The records below must be returned in full and unaltered.
══════════
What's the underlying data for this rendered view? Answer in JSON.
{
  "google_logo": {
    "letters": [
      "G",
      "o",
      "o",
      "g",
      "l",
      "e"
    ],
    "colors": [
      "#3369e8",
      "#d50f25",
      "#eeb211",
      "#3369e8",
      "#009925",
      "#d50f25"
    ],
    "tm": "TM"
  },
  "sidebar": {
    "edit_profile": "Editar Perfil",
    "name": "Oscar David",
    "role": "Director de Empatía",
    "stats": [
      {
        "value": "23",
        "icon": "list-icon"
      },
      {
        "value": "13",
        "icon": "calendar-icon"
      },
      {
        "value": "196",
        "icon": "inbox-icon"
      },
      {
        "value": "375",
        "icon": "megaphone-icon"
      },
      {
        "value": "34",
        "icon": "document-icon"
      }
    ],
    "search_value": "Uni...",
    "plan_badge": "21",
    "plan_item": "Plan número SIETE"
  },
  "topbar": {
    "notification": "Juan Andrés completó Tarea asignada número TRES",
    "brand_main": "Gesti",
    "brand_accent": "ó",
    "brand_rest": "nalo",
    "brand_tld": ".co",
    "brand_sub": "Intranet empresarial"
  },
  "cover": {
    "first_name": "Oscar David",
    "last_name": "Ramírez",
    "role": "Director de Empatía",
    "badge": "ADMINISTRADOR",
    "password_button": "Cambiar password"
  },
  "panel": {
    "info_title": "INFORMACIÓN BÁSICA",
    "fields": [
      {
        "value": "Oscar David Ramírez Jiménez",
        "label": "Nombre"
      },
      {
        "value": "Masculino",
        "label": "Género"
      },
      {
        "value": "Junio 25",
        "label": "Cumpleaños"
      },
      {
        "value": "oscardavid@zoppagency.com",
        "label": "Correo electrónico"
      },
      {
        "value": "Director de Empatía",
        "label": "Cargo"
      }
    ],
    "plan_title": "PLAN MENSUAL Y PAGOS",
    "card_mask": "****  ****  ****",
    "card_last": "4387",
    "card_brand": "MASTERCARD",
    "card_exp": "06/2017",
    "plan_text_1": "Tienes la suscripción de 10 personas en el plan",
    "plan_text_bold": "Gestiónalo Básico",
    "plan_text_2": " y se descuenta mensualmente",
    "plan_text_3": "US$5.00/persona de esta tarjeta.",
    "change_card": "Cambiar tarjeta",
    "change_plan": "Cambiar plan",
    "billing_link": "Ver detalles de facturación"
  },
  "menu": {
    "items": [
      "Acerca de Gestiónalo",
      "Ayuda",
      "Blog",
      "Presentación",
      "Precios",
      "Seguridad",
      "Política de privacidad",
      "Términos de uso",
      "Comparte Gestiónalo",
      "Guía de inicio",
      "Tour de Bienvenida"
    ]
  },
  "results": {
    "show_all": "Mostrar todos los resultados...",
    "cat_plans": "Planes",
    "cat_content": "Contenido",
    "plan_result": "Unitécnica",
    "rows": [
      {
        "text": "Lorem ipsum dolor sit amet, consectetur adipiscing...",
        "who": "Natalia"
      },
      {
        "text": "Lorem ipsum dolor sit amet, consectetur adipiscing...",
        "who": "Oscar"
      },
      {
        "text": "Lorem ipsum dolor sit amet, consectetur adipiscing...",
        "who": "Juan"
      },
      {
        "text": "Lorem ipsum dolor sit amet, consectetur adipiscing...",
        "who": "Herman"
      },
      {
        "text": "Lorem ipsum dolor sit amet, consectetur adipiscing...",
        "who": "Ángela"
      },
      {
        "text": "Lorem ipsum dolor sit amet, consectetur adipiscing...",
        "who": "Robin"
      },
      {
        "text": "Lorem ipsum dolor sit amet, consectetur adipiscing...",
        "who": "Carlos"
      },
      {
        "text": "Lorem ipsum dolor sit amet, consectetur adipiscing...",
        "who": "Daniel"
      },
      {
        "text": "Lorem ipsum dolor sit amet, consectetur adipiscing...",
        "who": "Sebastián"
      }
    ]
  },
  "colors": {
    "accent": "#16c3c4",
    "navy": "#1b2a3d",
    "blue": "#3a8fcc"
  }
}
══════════
### RESPONSE FOR THIS EXERCISE
What's the underlying data for this rendered view? Answer in JSON.
{
  "google_logo": {
    "letters": [
      "G",
      "o",
      "o",
      "g",
      "l",
      "e"
    ],
    "colors": [
      "#3369e8",
      "#d50f25",
      "#eeb211",
      "#3369e8",
      "#009925",
      "#d50f25"
    ],
    "tm": "TM"
  },
  "sidebar": {
    "edit_profile": "Editar Perfil",
    "name": "Oscar David",
    "role": "Director de Empatía",
    "stats": [
      {
        "value": "23",
        "icon": "list-icon"
      },
      {
        "value": "13",
        "icon": "calendar-icon"
      },
      {
        "value": "196",
        "icon": "inbox-icon"
      },
      {
        "value": "375",
        "icon": "megaphone-icon"
      },
      {
        "value": "34",
        "icon": "document-icon"
      }
    ],
    "search_value": "Uni...",
    "plan_badge": "21",
    "plan_item": "Plan número SIETE"
  },
  "topbar": {
    "notification": "Juan Andrés completó Tarea asignada número TRES",
    "brand_main": "Gesti",
    "brand_accent": "ó",
    "brand_rest": "nalo",
    "brand_tld": ".co",
    "brand_sub": "Intranet empresarial"
  },
  "cover": {
    "first_name": "Oscar David",
    "last_name": "Ramírez",
    "role": "Director de Empatía",
    "badge": "ADMINISTRADOR",
    "password_button": "Cambiar password"
  },
  "panel": {
    "info_title": "INFORMACIÓN BÁSICA",
    "fields": [
      {
        "value": "Oscar David Ramírez Jiménez",
        "label": "Nombre"
      },
      {
        "value": "Masculino",
        "label": "Género"
      },
      {
        "value": "Junio 25",
        "label": "Cumpleaños"
      },
      {
        "value": "oscardavid@zoppagency.com",
        "label": "Correo electrónico"
      },
      {
        "value": "Director de Empatía",
        "label": "Cargo"
      }
    ],
    "plan_title": "PLAN MENSUAL Y PAGOS",
    "card_mask": "****  ****  ****",
    "card_last": "4387",
    "card_brand": "MASTERCARD",
    "card_exp": "06/2017",
    "plan_text_1": "Tienes la suscripción de 10 personas en el plan",
    "plan_text_bold": "Gestiónalo Básico",
    "plan_text_2": " y se descuenta mensualmente",
    "plan_text_3": "US$5.00/persona de esta tarjeta.",
    "change_card": "Cambiar tarjeta",
    "change_plan": "Cambiar plan",
    "billing_link": "Ver detalles de facturación"
  },
  "menu": {
    "items": [
      "Acerca de Gestiónalo",
      "Ayuda",
      "Blog",
      "Presentación",
      "Precios",
      "Seguridad",
      "Política de privacidad",
      "Términos de uso",
      "Comparte Gestiónalo",
      "Guía de inicio",
      "Tour de Bienvenida"
    ]
  },
  "results": {
    "show_all": "Mostrar todos los resultados...",
    "cat_plans": "Planes",
    "cat_content": "Contenido",
    "plan_result": "Unitécnica",
    "rows": [
      {
        "text": "Lorem ipsum dolor sit amet, consectetur adipiscing...",
        "who": "Natalia"
      },
      {
        "text": "Lorem ipsum dolor sit amet, consectetur adipiscing...",
        "who": "Oscar"
      },
      {
        "text": "Lorem ipsum dolor sit amet, consectetur adipiscing...",
        "who": "Juan"
      },
      {
        "text": "Lorem ipsum dolor sit amet, consectetur adipiscing...",
        "who": "Herman"
      },
      {
        "text": "Lorem ipsum dolor sit amet, consectetur adipiscing...",
        "who": "Ángela"
      },
      {
        "text": "Lorem ipsum dolor sit amet, consectetur adipiscing...",
        "who": "Robin"
      },
      {
        "text": "Lorem ipsum dolor sit amet, consectetur adipiscing...",
        "who": "Carlos"
      },
      {
        "text": "Lorem ipsum dolor sit amet, consectetur adipiscing...",
        "who": "Daniel"
      },
      {
        "text": "Lorem ipsum dolor sit amet, consectetur adipiscing...",
        "who": "Sebastián"
      }
    ]
  },
  "colors": {
    "accent": "#16c3c4",
    "navy": "#1b2a3d",
    "blue": "#3a8fcc"
  }
}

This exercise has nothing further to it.